In Memoriam: Orlando DeAcutis (October 1921 - November 2011)
(This past Thursday we buried my grandfather, my last remaining grandparent, in Dallas, Texas. As far as Christian funerals go, it was a good one. We wept for things that deserved a good cry and we laughed in remembrance of things that warranted a happy response. This is the eulogy I gave during the funeral service. It was wonderful to share this experience with my family. It was also very stirring to witness the Marine Corps guard fire its three volleys in his honor at the interment. I have a feeling it will take me several months to properly process his loss, but I'm grateful for a family that will share this process with me and give me permission to do it well.)
December 8, 2011
Lathering his face with a thick froth of shaving cream, he would cut across his cheeks and chin with a thick metal razor. He cut carefully but not fussily. The cuts were always clean and efficient, and I'm guessing that the engineer in him wouldn't want it any other way.
My grandfather did not allow me to interrupt him. I could watch but I was not to interfere with a man's duty. This was man's work.
|Dallas, Texas, autumn 1974|
Yet there was also this. Behind the statuesque figure that was my Italian grandfather was a very tender man who loved his grandchildren with a commitment to invest in their lifelong wellbeing.

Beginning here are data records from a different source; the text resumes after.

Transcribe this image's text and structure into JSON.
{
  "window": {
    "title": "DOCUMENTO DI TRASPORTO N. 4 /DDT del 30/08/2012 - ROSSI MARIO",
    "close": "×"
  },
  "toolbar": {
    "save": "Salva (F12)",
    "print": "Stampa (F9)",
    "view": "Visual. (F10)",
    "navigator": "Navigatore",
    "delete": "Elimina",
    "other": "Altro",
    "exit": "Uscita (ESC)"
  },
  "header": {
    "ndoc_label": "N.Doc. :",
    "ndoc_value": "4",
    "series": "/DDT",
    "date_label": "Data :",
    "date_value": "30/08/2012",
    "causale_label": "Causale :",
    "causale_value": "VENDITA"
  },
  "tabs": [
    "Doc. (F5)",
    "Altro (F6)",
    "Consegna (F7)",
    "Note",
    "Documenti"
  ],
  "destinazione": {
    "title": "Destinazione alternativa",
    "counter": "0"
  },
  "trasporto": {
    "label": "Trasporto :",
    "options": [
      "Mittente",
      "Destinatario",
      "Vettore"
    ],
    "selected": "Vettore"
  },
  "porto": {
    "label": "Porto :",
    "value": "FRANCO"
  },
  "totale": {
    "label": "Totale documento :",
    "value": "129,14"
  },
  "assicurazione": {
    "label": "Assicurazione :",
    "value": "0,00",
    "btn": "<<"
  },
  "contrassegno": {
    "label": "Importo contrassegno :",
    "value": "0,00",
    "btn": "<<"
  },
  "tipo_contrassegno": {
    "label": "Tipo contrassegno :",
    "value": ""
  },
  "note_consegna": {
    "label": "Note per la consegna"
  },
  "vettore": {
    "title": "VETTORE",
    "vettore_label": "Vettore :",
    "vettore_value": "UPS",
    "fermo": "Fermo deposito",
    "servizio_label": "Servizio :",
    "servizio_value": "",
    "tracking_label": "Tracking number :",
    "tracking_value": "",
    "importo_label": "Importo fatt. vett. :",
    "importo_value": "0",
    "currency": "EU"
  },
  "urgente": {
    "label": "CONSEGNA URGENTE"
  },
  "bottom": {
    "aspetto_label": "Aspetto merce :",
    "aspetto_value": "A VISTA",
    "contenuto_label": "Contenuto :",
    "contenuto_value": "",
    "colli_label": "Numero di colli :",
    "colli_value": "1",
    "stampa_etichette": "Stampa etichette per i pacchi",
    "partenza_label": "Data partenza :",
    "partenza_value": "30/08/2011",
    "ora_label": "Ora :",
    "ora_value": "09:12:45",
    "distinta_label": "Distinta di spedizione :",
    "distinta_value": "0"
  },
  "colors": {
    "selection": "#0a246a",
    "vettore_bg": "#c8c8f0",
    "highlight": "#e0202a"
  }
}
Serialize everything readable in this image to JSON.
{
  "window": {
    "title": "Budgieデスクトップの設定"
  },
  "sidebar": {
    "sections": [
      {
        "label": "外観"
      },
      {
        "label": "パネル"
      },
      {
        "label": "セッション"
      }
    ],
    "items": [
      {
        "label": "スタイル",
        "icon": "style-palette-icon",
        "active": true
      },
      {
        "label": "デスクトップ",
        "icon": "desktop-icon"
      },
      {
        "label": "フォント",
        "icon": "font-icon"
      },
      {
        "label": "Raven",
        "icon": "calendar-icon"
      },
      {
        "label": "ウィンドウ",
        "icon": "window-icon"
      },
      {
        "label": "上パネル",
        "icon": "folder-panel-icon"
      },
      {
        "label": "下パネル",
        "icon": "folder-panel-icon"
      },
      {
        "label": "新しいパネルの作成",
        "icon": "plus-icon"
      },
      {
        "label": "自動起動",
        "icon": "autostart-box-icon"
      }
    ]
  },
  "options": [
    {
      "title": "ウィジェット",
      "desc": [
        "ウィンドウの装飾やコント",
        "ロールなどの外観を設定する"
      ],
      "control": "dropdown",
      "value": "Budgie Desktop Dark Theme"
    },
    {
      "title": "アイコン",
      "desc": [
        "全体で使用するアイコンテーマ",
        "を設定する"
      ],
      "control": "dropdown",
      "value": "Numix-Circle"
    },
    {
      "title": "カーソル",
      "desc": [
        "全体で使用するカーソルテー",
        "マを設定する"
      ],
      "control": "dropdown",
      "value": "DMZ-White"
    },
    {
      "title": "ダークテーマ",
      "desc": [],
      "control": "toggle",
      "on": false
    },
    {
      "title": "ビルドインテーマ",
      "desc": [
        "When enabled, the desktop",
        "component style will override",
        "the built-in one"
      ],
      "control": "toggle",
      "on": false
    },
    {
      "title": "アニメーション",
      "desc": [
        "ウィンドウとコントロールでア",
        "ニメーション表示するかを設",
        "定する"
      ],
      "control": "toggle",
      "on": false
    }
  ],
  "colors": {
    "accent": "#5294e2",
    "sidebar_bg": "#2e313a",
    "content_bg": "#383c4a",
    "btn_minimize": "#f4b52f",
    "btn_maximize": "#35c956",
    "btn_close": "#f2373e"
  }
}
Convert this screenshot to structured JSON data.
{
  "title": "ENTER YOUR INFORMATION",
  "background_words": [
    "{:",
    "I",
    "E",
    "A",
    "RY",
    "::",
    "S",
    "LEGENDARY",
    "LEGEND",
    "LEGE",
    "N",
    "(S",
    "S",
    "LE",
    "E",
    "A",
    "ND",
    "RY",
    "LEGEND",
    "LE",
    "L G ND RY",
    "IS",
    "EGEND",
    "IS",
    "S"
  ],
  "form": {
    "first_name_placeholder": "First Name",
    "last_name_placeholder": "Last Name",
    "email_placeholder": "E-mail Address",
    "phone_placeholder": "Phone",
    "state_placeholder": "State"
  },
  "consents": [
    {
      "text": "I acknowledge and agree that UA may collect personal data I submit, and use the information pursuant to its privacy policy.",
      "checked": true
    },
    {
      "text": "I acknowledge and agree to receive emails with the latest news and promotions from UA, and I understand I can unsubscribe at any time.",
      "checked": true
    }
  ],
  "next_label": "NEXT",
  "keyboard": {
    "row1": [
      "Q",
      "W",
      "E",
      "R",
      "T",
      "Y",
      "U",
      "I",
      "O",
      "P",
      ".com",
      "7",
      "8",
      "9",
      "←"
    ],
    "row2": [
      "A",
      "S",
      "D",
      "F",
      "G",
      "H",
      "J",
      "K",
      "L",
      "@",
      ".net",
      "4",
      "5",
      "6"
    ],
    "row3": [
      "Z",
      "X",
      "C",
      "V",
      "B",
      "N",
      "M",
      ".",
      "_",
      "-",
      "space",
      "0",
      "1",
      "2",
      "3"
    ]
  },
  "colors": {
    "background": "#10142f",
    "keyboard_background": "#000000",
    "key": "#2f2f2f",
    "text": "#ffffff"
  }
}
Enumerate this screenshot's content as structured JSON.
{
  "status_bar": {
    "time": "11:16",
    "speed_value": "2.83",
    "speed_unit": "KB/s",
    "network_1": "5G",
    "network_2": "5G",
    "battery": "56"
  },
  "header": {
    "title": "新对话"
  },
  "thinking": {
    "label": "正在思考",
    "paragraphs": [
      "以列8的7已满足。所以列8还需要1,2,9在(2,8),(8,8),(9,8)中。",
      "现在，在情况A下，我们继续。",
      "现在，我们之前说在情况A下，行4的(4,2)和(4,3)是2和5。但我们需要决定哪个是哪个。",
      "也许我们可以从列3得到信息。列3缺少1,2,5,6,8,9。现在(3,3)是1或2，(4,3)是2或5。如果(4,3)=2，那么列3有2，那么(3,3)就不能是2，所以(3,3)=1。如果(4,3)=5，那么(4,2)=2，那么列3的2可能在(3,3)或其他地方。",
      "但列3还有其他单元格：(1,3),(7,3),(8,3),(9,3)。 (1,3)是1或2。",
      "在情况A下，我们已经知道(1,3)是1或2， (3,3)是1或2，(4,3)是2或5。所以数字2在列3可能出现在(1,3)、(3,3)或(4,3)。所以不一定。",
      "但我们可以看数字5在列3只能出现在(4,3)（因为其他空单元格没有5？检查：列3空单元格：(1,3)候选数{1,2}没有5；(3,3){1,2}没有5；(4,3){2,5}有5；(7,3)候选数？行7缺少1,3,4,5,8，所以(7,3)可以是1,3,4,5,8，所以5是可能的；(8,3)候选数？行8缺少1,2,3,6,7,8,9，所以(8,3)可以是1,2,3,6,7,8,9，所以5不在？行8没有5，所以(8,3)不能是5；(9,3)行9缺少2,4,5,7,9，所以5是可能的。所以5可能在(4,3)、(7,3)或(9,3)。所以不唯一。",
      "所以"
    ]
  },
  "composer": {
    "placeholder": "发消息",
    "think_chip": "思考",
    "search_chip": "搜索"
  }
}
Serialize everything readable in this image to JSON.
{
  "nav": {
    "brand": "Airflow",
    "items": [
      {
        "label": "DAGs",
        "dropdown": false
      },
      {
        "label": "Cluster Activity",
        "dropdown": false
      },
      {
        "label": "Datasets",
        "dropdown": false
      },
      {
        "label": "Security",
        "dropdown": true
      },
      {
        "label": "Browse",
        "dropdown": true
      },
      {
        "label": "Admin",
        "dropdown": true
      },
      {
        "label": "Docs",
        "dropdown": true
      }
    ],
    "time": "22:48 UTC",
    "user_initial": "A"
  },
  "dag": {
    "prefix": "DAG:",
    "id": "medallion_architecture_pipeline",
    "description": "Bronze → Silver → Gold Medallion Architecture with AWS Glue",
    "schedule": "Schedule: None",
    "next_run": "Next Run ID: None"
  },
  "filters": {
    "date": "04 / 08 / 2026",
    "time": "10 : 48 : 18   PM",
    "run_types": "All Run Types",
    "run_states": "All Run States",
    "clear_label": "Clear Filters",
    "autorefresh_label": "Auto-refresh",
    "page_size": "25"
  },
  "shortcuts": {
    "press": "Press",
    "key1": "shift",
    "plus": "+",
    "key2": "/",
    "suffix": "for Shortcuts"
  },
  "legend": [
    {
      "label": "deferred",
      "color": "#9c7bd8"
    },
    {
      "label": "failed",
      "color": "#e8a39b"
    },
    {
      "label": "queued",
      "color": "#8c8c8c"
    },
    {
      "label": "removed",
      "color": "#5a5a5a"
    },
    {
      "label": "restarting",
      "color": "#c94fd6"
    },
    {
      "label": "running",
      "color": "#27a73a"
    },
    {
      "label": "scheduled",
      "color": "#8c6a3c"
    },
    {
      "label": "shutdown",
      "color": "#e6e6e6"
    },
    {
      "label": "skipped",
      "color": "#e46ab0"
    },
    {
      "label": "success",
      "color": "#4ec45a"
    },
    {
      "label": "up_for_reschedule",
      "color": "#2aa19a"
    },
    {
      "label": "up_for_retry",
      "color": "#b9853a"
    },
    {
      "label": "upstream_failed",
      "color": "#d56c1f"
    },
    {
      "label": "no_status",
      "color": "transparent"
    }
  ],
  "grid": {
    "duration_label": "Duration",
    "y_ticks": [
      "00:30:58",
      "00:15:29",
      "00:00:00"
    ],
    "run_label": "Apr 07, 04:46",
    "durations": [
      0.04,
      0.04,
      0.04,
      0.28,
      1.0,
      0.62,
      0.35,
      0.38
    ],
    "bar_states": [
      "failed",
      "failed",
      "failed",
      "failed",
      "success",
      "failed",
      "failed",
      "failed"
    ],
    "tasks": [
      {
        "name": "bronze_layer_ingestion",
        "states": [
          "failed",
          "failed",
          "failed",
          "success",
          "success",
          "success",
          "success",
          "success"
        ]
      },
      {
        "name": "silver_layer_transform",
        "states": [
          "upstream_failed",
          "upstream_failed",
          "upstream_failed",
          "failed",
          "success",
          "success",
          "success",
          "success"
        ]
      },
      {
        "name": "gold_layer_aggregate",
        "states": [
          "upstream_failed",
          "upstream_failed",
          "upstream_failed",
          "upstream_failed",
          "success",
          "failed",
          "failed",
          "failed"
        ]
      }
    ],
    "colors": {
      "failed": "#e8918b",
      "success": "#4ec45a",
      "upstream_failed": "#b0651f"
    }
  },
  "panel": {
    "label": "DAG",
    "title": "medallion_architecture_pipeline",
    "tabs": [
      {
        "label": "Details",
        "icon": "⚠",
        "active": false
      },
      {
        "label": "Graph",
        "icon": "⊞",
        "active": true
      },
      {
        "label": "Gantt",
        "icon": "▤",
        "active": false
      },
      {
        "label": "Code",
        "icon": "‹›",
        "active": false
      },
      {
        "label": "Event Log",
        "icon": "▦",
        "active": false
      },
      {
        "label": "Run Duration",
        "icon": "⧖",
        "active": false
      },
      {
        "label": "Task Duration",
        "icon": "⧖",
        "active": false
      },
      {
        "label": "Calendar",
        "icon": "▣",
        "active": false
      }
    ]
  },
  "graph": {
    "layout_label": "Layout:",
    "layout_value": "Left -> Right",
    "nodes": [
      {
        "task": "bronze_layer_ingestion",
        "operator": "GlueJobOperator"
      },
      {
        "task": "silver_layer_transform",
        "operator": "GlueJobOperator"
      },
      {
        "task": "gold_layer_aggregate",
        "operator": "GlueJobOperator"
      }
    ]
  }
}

Granddad paid for Christine, Stephanie and me to get swim lessons in Guatemala.
Granddad gave money for us to take music classes in Bannockburn, Illinois.
He bought Christine a computer when she returned from England after her first year of college.He made it possible for Stephanie to take ballet lessons in middle school.
He taught me to love the Dallas Cowboys, beginning in 1979.
When I walked into the kitchen I saw something I'd never seen before and never saw again. My granddad was preparing a lunch for me. With meticulous care, he placed a sandwich, an apple, some chips and a candy bar in a paper sack. He wanted to make sure I ate well that day. He wanted me to do well. The gesture represented a small but significant form of love for my granddad.
This past September, right around the time our daughter was born, granddad sent a generous sum of money to Phaedra and me. With the frequent challenges that we have faced since Blythe was born, I don't know what we would have done without his gift. Not a week has gone by this fall when we haven't thanked God for granddad.
While it was clear to me as a little boy that I was not to interrupt granddad's morning shave, this didn't mean I was left un-involved. Even then granddad invested in my education. While I watched, granddad would narrate what he was doing--shaving cream here, the razor just so, a clean face washed down with cold water, not hot, and a splash of musky after-shave to make grandmother happy.
Granddaddy, thank you. Thank you for investing in all of us grandkids and great-grandkids. Thank you for being so very Christ-like in this manner. As someone who carries your name, this is a part of your character that I wish to emulate, with my own kids and grandkids. It is a part that makes me very proud of you, granddaddy, and that I think would make you proud too.
|Granddad and grandmother with my mom and uncle|
|Uncle John, myself and granddad|
PS: There is a strong stirring in me today to see my granddad on the other side of the veil. Come, Lord Jesus, come.